The problem with these surveys is that customers are likely giving a score based on a specific element of their experience, say the end of a conversation. What is missed is an analysis of the whole customer experience – from start to finish – which often tells you why they contacted your company in the first place.


Does your company rely solely on survey data to gauge the customer experience? Download our whitepaper to learn the difference between customer experience and customer feedback. 


Customers contact your company because they experience an issue with your brand. This could be related to a product, service, or digital experience. Regardless, the customer experience didn’t go as expected. Most companies resolve these broken experiences with speed and professionalism, satisfying the customer who in turn gives a high score on a survey. When the high survey scores are reported to business functions and executives, everyone celebrates and congratulates one another. Why wouldn’t they? Customers are seemingly very content with their experience.
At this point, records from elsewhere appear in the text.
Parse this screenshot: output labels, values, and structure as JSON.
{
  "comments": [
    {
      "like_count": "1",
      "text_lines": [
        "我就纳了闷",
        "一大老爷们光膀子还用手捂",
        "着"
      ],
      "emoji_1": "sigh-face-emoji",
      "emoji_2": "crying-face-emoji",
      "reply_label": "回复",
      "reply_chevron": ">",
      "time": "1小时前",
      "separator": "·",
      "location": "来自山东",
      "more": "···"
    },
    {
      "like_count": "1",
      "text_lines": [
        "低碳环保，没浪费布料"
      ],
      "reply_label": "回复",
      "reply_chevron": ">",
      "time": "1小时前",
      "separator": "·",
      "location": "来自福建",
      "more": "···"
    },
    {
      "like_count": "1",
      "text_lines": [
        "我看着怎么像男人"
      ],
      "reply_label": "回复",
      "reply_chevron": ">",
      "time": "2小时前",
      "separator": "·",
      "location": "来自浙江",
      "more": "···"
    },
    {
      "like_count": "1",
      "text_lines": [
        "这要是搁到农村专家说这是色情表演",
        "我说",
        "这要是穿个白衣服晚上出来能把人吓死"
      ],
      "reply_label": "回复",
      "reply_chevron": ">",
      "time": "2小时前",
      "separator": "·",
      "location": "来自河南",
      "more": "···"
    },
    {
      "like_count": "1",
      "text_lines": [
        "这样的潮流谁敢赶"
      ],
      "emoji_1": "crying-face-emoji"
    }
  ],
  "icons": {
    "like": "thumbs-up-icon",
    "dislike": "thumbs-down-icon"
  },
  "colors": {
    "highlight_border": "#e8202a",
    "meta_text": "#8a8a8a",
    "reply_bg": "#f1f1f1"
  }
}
In reality, there continues to be customer experience issues upstream that are forcing your customers to contact you and take the survey. Although your company may be receiving high survey scores because you’ve done an excellent job solving customer issues, those survey scores may be masking more problematic customer experiences that can drive customer churn.

Topbox has analyzed customer interactions for some of the largest brands in the world and found that almost half of all perfect survey scores originate from a conversation that had to do with a broken customer experience. In addition to identifying where the customer experience went wrong, Topbox can pinpoint what ultimately drove the customer to become satisfied and submit a high survey score.

Surveys are a legacy way of understanding your customers and should only be used as loose directional data. They rarely provide enough context and aren’t always a good representation of your customer base. Rather than ask questions, you should learn to infer what customers are feeling during every customer interaction. If you have an issue with your friend or spouse do you ask them to take a survey so you can better understand them? No, you communicate and learn about one another through dialogue. Companies should be treating their customers in the same way. With a solution like Topbox, you can not only analyze the sentiment of an entire conversation but infer what topics and phrases are driving that sentiment. Conversations go through a rollercoaster of highs and lows and can’t be tied to a single score.

Companies should be analyzing interactions across every touchpoint that customers engage businesses: chat, call, social, reviews, blogs, etc. Surveys can’t be used at every customer interaction, so inferring how customers feel is extremely difficult without the right CX solution. It is not logical to expect your customers to give you feedback every time they interact with your company. For some customers, simply asking them to take a survey diminishes the experience.

Surveys were created during a time when analyzing customer conversations and actions was not possible. With capabilities like Artificial Intelligence (AI), Machine Learning (ML), and Natural Language Processing (NLP) that are accessible today, solutions like Topbox enable companies to move beyond their survey data.

While surveys can be great when used at a high level, they should never be used to make major business decisions. When your company communicates with its customers, be sure to understand the entire conversation, not just a portion of it. You’ll be amazed at how much you can learn when you listen.